• Fire wood
|• Auto repair|
• Horse rental
• Marine supplies
• Overnight Accommodations
• Pay phone
• Postal service
• Recreational equipment
• White gas
The park store offers gifts, ice, wood, fishing gear and other camper essentials.
A summer food concession that sells hot dogs and other food.
|• 8 mi. Hiking Trails||• Boating (freshwater)|
• 1 boat ramp (freshwater)
• 135 feet of dock (freshwater)
• Fishing (freshwater)
• Fishing (saltwater)
|• 1 Amphitheater|
• Beach Exploration
• Bird Watching
• Interpretive Activities
• 3 Softball Fields
• 2 Volleyball Fields
• Wildlife Viewing
Baseball fields and basketball courts located nearby. A Columbia River fish-cleaning station is available to fishermen.
Events occuring in the area spring through fall:
- Loyalty Days - first weekend in May.
- World's Longest Garage Sale - Memorial Day.
- Garlic Festival - third weekend in June.
- Stunt Kite Competition - fourth weekend in June.
- Fireworks on the beach - 4th of July.
- Sand Sculpture Contest - third weekend in July.
- Rodeo - fourth weekend in July.
- Jazz & Oysters - third weekend in August.
- Rod Run - second weekend in September.
- Water Music Festival - fourth weekend in October.
Swimming in the ocean on the Long Beach Peninsula is not recommended. Strong currents, riptides and unexpected high waves pose a hazard to swimmers.
Significant nearby natural areas include Willapa Bay, Leadbetter Point and Beard's Hollow.
A recreational license is required for fishing and shellfish harvesting at Washington state parks. For regulations, fishing season information or to purchase a recreational license, visit the Washington Department of Fish & Wildlife website.

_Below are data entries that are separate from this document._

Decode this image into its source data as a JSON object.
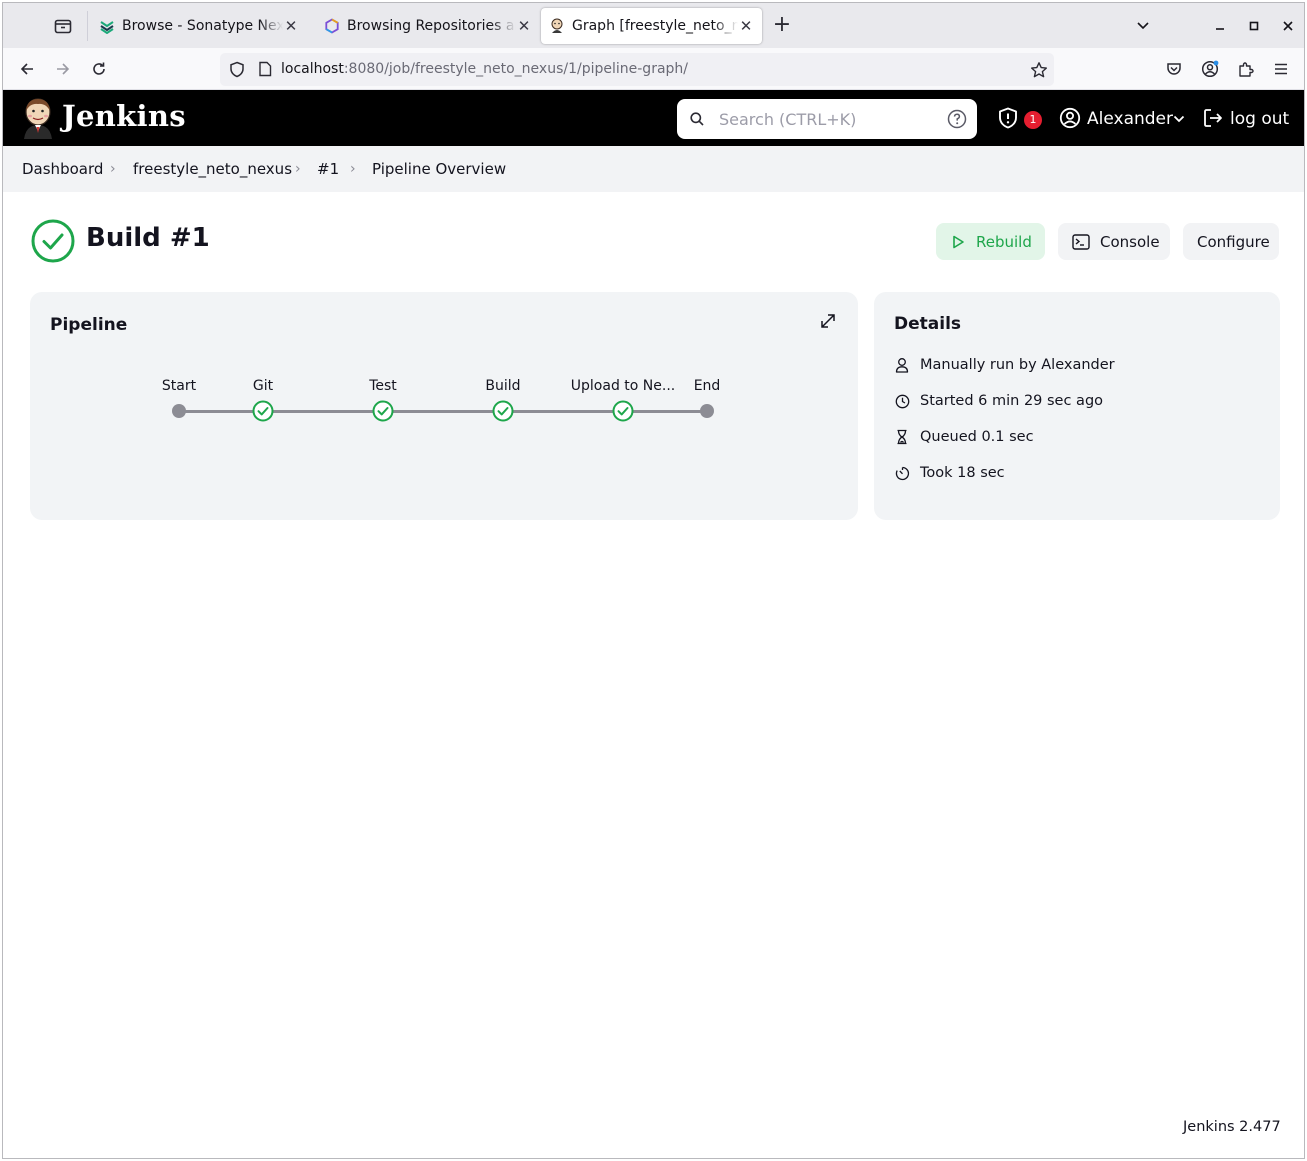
{
  "browser": {
    "tabs": [
      {
        "title": "Browse - Sonatype Nexus Repository",
        "icon": "nexus-icon",
        "active": false
      },
      {
        "title": "Browsing Repositories and Artifacts",
        "icon": "hexagon-icon",
        "active": false
      },
      {
        "title": "Graph [freestyle_neto_nexus]",
        "icon": "jenkins-icon",
        "active": true
      }
    ],
    "url_host": "localhost",
    "url_rest": ":8080/job/freestyle_neto_nexus/1/pipeline-graph/"
  },
  "header": {
    "app_name": "Jenkins",
    "search_placeholder": "Search (CTRL+K)",
    "security_count": "1",
    "user_name": "Alexander",
    "logout_label": "log out"
  },
  "breadcrumb": [
    {
      "label": "Dashboard"
    },
    {
      "label": "freestyle_neto_nexus"
    },
    {
      "label": "#1"
    },
    {
      "label": "Pipeline Overview"
    }
  ],
  "build": {
    "title": "Build #1",
    "status": "success",
    "status_color": "#1ea64b",
    "actions": {
      "rebuild": "Rebuild",
      "console": "Console",
      "configure": "Configure"
    }
  },
  "pipeline": {
    "title": "Pipeline",
    "stages": [
      {
        "label": "Start",
        "state": "node"
      },
      {
        "label": "Git",
        "state": "success"
      },
      {
        "label": "Test",
        "state": "success"
      },
      {
        "label": "Build",
        "state": "success"
      },
      {
        "label": "Upload to Ne...",
        "state": "success"
      },
      {
        "label": "End",
        "state": "node"
      }
    ]
  },
  "details": {
    "title": "Details",
    "items": [
      {
        "icon": "user-icon",
        "text": "Manually run by Alexander"
      },
      {
        "icon": "clock-icon",
        "text": "Started 6 min 29 sec ago"
      },
      {
        "icon": "hourglass-icon",
        "text": "Queued 0.1 sec"
      },
      {
        "icon": "timer-icon",
        "text": "Took 18 sec"
      }
    ]
  },
  "footer": {
    "version": "Jenkins 2.477"
  }
}
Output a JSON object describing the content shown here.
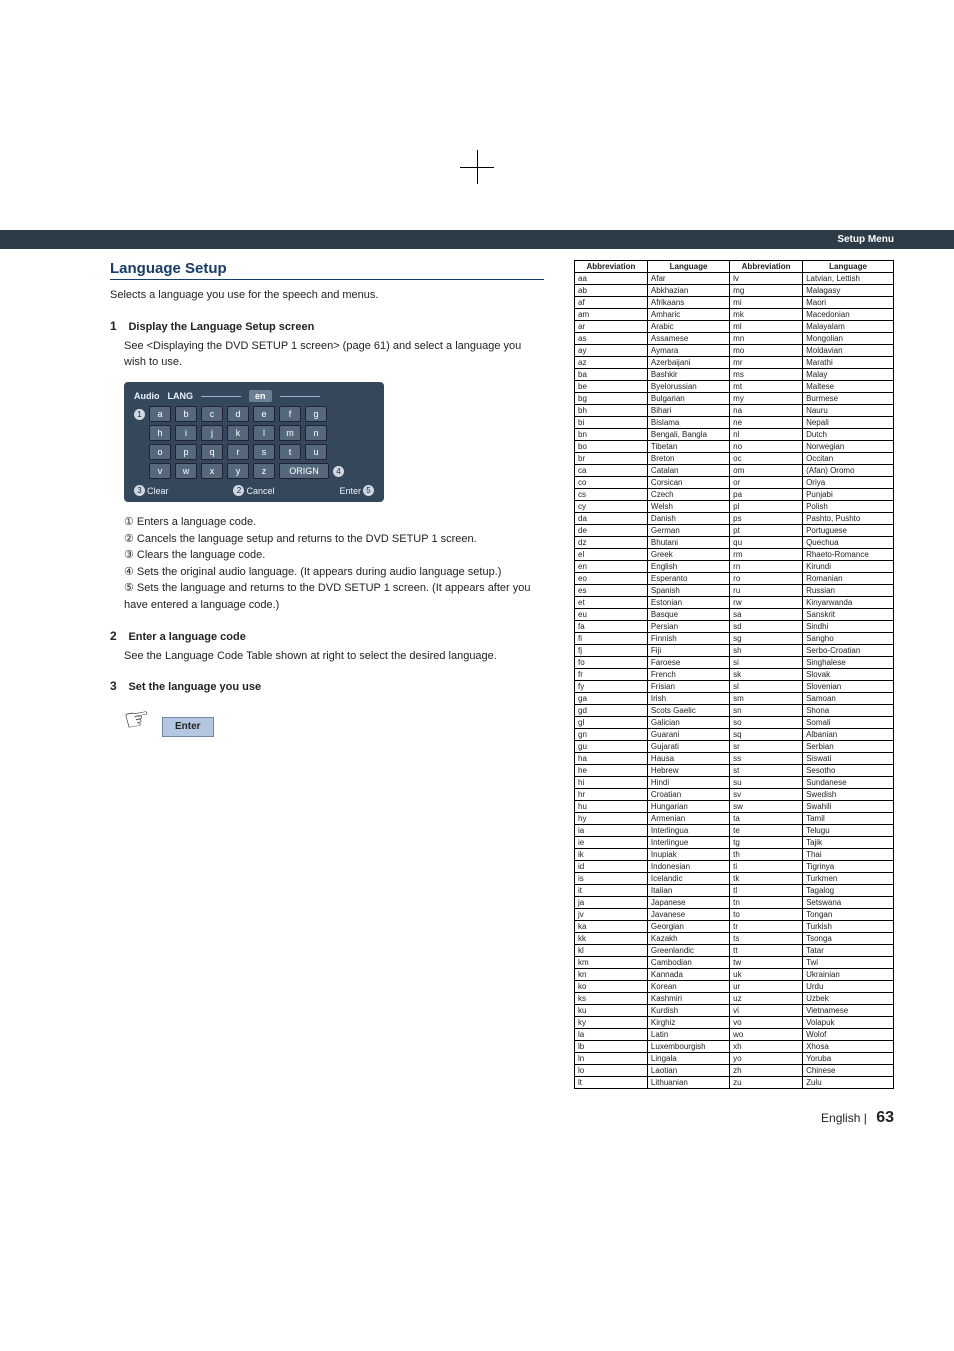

2014 State Parks free days:
Jan. 19 and 20 – In honor of Martin Luther King Day
March 19 – In honor of Washington State Parks' 101st birthday
April 19 – A spring Saturday free day
April 22 – Earth Day
May 11 – A spring Saturday free day
June 7 and 8 – In honor of National Trails Day and WDFW Free Fishing Weekend
June 14 – National Get Outdoors Day
Aug. 25 – In honor of National Park Service’s birthday
Sept. 27 –National Public Lands Day
Nov. 11 – Veteran's Day weekend
Please note: A Discover Pass is still required to access lands managed by the Washington State Department of Natural Resources and the Washington Department of Fish and Wildlife during State Parks free days. For more information, please visit www.discoverpass.wa.gov.
Find other events at Washington State Parks
Boating FeaturesOne boat ramp and 135 feet of dock are provided on Baker Bay in the Columbia River.
A daily watercraft launching permit for $7 and a daily trailer dump permit for $5 is available at the park.
Annual permits also may be purchased at State Parks Headquarters in Olympia, at region offices, online, and at parks when staff is available.
Picnic and Day-use FacilitiesThe day-use area has 20 unsheltered picnic tables, available first come, first served.
|Mammals||Birds||Fish & Sea Life|
• Deer or Elk
|• Crows or Ravens|
• Sea Birds
• Red Snapper
|Physical Features||Plant Life|
|Bluffs, beaches, dunes, lakes, rivers, estuaries, wetlands, cliffs and caves.||• Douglas Fir|
• Eel Grass
• Moss or Lichens